“The Economic Value of Social and Emotional Learning,” authored by Clive Belfield, Brooks Bowden, Alli Klapp, Henry Levin, Robert Shand, and Sabine Zander, was released last month by the Center for Benefit-Cost Studies in Education at Teachers College, Columbia University. This report looks at results from several prominent social-emotional learning (SEL) programs in order to offer an assessment of the potential economic returns to SEL investments.
Based on economic evidence that included program-based findings, earnings, and educational achievement, the authors found that all assessed programs demonstrated measurable benefits that exceeded their costs, noting, “On average, for every dollar invested equally across the six SEL interventions, there is a return of eleven dollars, a substantial economic return.”
Following a section on the SEL cost-benefit framework, the report describes each SEL program in terms of its specific benefits and costs.

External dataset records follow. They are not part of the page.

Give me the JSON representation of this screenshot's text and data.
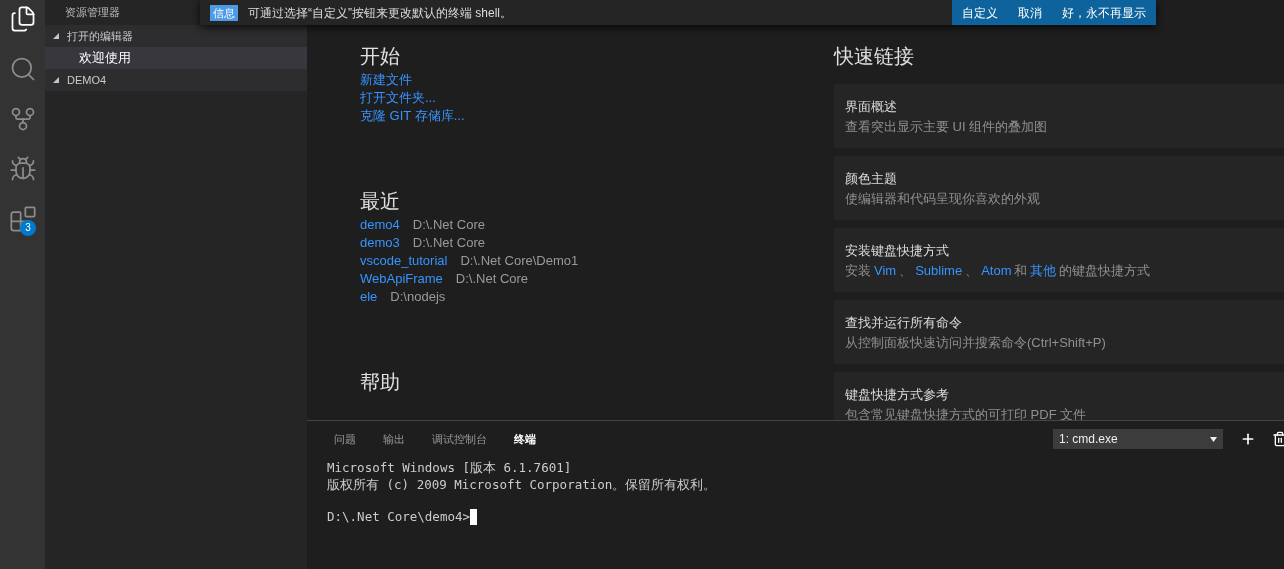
{
  "notification": {
    "badge": "信息",
    "message": "可通过选择“自定义”按钮来更改默认的终端 shell。",
    "actions": [
      "自定义",
      "取消",
      "好，永不再显示"
    ]
  },
  "activity_bar": [
    {
      "kind": "files"
    },
    {
      "kind": "search"
    },
    {
      "kind": "git"
    },
    {
      "kind": "debug"
    },
    {
      "kind": "extensions",
      "badge": "3"
    }
  ],
  "sidebar": {
    "title": "资源管理器",
    "sections": [
      {
        "label": "打开的编辑器",
        "expanded": true,
        "items": [
          {
            "label": "欢迎使用",
            "selected": true
          }
        ]
      },
      {
        "label": "DEMO4",
        "expanded": true
      }
    ]
  },
  "welcome": {
    "start": {
      "title": "开始",
      "links": [
        "新建文件",
        "打开文件夹...",
        "克隆 GIT 存储库..."
      ]
    },
    "recent": {
      "title": "最近",
      "items": [
        {
          "name": "demo4",
          "path": "D:\\.Net Core"
        },
        {
          "name": "demo3",
          "path": "D:\\.Net Core"
        },
        {
          "name": "vscode_tutorial",
          "path": "D:\\.Net Core\\Demo1"
        },
        {
          "name": "WebApiFrame",
          "path": "D:\\.Net Core"
        },
        {
          "name": "ele",
          "path": "D:\\nodejs"
        }
      ]
    },
    "help": {
      "title": "帮助"
    },
    "quick_links": {
      "title": "快速链接",
      "cards": [
        {
          "title": "界面概述",
          "description": [
            {
              "kind": "text",
              "text": "查看突出显示主要 UI 组件的叠加图"
            }
          ]
        },
        {
          "title": "颜色主题",
          "description": [
            {
              "kind": "text",
              "text": "使编辑器和代码呈现你喜欢的外观"
            }
          ]
        },
        {
          "title": "安装键盘快捷方式",
          "description": [
            {
              "kind": "text",
              "text": "安装"
            },
            {
              "kind": "link",
              "text": "Vim"
            },
            {
              "kind": "text",
              "text": "、"
            },
            {
              "kind": "link",
              "text": "Sublime"
            },
            {
              "kind": "text",
              "text": "、"
            },
            {
              "kind": "link",
              "text": "Atom"
            },
            {
              "kind": "text",
              "text": "和"
            },
            {
              "kind": "link",
              "text": "其他"
            },
            {
              "kind": "text",
              "text": "的键盘快捷方式"
            }
          ]
        },
        {
          "title": "查找并运行所有命令",
          "description": [
            {
              "kind": "text",
              "text": "从控制面板快速访问并搜索命令(Ctrl+Shift+P)"
            }
          ]
        },
        {
          "title": "键盘快捷方式参考",
          "description": [
            {
              "kind": "text",
              "text": "包含常见键盘快捷方式的可打印 PDF 文件"
            }
          ]
        }
      ]
    }
  },
  "panel": {
    "tabs": [
      {
        "label": "问题",
        "selected": false
      },
      {
        "label": "输出",
        "selected": false
      },
      {
        "label": "调试控制台",
        "selected": false
      },
      {
        "label": "终端",
        "selected": true
      }
    ],
    "terminal_select": "1: cmd.exe",
    "output_lines": [
      "Microsoft Windows [版本 6.1.7601]",
      "版权所有 (c) 2009 Microsoft Corporation。保留所有权利。"
    ],
    "prompt": "D:\\.Net Core\\demo4>"
  }
}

These sections share methodology in detail, not only to present persuasive evidence for the economic value of SEL interventions, but also to encourage researchers and program designers to think and assess in terms of economic impact.